Book Review: 'A Wrinkle In Time' by Madeleine L'Engle

In anticipation of the new movie from Disney, and the fact that I've not read it before, it was time to delve into 'A Wrinkle In Time' by Madeleine L'Engle.

From the start I was drawn into the story of Meg Murry, her brother Charles Wallace and her friend Calvin O'Keefe, meeting the mysterious three Mrs W's - Whatsit, Who and Which, and their adventures in the fifth dimension in search of Meg and Charles Wallace's missing father.

I enjoyed the story. It's one that mixes in a large helping of both science and spirituality, and a sprinkle of theology too. Things that you wouldn't normally perhaps find in a children's book. And there are some engaging and believable characters (at least early on) as well.

I liked the main character of Meg in the early part of the story. She came across as someone who was smart and who stood up for herself and the ones she loved, but she was also flawed with her very relatable issues. I was looking forward to reading her adventures, but from the moment she travelled into a different dimension with her companions, it seemed to change her. She became a bit hysterical (I guess travelling to the fifth dimension will do that to a person!), shouting, screaming and becoming angry, blaming others for not being able to fix the situations they all faced, despite the impossible odds. That made it difficult to be sympathetic towards a character that had started off so likeable only become so self centred, selfish and angry.

Charles Wallace, Meg's hyper smart baby brother, was a very intriguing and interesting character too. I enjoyed the sibling banter between him and his sister Meg at the beginning, getting the feeling that they loved each other very much. But, once they cross over into the other dimension, one of the most interesting characters in the book just disappears from the story.

I know I'm not the target audience, the book did win the Newbery Medal for children's literature in 1963 after all, but I did enjoy the story for the most part.
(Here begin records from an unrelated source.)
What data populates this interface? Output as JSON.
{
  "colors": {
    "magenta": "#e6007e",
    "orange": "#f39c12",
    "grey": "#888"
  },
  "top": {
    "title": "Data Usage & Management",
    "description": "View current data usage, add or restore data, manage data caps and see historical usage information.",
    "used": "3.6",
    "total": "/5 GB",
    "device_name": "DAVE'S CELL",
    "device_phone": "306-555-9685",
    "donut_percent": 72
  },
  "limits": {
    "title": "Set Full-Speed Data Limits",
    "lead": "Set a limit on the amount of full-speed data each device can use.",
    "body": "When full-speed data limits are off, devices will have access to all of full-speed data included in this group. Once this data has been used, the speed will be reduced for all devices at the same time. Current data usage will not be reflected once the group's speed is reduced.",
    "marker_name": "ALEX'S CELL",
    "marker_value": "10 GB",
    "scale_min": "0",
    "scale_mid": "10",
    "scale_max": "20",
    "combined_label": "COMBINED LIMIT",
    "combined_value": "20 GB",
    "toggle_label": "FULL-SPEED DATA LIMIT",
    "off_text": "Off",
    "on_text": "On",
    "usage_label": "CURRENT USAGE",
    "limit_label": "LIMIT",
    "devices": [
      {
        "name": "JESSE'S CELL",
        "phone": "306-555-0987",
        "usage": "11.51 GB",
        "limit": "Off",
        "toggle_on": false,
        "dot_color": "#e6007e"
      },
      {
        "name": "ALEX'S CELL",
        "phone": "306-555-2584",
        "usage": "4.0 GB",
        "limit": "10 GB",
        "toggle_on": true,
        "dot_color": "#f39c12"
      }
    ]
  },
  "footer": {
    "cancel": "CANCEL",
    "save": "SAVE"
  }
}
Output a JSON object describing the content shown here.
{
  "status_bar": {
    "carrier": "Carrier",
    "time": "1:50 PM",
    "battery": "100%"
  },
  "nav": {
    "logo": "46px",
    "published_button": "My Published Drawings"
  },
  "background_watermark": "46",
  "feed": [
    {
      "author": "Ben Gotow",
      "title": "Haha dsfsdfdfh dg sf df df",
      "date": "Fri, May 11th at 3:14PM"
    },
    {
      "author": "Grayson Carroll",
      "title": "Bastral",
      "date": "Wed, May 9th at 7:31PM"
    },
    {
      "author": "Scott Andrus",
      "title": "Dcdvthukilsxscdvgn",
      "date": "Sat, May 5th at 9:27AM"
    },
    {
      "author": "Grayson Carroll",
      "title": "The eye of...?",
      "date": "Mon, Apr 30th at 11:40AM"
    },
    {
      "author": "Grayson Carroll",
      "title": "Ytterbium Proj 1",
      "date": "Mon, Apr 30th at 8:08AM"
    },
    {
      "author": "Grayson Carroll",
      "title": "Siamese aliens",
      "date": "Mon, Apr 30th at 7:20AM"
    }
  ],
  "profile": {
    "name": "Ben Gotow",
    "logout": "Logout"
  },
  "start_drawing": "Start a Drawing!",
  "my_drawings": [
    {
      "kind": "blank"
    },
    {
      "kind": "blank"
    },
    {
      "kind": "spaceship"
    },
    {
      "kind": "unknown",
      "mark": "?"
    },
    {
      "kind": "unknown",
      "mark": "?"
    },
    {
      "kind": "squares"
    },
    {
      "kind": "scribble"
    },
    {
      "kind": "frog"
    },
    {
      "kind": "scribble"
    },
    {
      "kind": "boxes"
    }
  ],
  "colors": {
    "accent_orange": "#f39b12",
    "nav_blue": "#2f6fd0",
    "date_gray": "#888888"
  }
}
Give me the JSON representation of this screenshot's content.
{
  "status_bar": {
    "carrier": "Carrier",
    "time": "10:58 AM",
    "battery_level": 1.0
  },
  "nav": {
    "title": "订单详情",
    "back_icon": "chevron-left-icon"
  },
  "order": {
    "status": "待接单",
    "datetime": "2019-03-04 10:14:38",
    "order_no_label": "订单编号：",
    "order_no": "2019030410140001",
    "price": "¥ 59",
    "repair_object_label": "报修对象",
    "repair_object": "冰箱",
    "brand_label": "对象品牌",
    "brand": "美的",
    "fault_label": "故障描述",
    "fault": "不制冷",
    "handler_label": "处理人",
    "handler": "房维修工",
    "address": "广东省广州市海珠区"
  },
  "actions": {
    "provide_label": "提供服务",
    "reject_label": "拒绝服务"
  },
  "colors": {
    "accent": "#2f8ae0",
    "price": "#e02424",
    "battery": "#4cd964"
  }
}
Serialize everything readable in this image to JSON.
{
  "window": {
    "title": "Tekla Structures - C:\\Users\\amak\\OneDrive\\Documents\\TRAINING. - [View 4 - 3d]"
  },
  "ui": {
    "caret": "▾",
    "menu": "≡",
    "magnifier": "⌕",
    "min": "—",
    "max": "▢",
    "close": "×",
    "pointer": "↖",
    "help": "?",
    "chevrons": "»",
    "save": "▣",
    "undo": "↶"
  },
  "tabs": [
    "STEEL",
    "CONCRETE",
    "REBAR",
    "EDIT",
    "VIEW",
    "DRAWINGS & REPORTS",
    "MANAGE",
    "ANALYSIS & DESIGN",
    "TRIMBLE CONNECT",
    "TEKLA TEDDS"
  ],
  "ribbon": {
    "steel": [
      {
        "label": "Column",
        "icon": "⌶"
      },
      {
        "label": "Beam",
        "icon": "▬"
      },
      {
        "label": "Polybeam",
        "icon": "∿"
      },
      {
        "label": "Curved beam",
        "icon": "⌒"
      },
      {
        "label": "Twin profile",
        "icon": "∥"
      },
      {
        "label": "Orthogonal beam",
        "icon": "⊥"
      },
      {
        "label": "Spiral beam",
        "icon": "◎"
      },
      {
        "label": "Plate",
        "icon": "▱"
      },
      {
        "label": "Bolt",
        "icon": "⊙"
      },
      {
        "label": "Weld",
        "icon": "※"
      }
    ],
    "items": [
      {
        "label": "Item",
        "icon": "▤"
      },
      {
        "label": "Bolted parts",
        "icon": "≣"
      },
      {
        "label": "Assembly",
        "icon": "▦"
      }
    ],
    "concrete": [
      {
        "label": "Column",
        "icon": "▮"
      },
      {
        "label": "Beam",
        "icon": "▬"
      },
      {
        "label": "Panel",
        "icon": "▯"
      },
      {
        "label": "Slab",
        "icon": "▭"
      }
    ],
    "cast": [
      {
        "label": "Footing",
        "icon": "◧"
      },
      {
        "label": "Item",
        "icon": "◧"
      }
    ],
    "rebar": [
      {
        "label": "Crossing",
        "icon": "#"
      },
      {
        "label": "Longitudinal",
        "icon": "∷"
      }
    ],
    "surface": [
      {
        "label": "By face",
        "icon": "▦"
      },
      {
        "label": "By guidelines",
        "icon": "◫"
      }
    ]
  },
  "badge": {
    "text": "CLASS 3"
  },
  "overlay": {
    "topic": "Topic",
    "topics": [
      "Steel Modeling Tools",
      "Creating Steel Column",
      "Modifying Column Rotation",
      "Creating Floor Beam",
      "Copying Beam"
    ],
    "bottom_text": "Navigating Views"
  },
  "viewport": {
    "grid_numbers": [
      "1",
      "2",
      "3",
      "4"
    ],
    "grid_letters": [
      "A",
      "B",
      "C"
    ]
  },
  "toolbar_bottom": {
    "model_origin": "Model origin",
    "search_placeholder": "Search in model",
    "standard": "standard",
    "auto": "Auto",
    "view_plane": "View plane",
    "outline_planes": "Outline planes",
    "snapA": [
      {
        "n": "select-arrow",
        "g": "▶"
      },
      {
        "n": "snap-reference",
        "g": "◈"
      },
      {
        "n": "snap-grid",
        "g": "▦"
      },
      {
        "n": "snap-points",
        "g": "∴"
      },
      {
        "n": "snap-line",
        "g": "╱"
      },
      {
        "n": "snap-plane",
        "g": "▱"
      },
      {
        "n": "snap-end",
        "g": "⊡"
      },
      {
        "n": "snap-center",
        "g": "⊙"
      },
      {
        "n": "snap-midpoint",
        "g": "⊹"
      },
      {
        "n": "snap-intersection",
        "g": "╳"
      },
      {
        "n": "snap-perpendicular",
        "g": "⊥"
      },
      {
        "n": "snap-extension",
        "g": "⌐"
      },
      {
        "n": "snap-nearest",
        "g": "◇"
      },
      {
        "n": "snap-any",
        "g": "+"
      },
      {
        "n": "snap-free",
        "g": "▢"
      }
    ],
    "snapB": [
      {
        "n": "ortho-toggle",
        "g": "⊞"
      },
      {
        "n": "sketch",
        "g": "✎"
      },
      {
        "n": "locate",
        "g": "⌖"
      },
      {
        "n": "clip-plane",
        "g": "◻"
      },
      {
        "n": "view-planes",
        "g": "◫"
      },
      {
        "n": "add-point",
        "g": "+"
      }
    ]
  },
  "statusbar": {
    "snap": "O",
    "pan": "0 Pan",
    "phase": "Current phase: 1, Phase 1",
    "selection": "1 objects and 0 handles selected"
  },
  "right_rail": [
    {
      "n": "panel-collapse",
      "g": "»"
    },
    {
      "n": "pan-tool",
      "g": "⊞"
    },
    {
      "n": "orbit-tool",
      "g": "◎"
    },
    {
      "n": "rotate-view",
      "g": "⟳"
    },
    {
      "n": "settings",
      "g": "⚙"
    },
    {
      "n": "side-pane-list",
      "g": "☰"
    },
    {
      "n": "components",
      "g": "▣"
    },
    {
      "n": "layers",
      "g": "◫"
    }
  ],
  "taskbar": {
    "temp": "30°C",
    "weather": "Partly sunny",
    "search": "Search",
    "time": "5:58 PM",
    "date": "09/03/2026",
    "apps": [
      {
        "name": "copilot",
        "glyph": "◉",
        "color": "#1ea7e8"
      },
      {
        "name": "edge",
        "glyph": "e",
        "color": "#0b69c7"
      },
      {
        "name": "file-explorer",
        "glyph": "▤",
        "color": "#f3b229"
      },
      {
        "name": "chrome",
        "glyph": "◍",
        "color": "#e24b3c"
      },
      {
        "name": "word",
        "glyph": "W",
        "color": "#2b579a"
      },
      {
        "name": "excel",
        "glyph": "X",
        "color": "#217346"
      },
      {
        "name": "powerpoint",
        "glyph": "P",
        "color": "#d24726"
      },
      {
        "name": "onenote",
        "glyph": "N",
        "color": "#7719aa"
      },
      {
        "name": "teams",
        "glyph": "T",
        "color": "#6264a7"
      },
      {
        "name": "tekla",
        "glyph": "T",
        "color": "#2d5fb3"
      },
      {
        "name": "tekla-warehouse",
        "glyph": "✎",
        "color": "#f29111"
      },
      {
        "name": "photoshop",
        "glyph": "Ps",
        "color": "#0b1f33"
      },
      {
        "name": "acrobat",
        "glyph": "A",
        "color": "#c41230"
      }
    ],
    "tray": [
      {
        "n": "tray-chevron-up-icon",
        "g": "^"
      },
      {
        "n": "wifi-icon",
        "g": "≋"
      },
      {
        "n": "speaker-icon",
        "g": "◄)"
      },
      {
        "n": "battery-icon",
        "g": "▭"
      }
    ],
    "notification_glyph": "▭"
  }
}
One that starts off well, and introduces the main characters of the story in a way that makes you like them straight away, but it is let down by the change of pace about halfway through, with the plot kind of meandering, losing its way a bit and skipping over details, and also feeling a bit of a rush towards the conclusion in the final act as Meg confronts the evil on the planet Camazotz.

Overall though, its still an enjoyable read, with just a few too many nitpicks for me to consider it the classic it's held up to be. I'd still recommend it for younger readers though.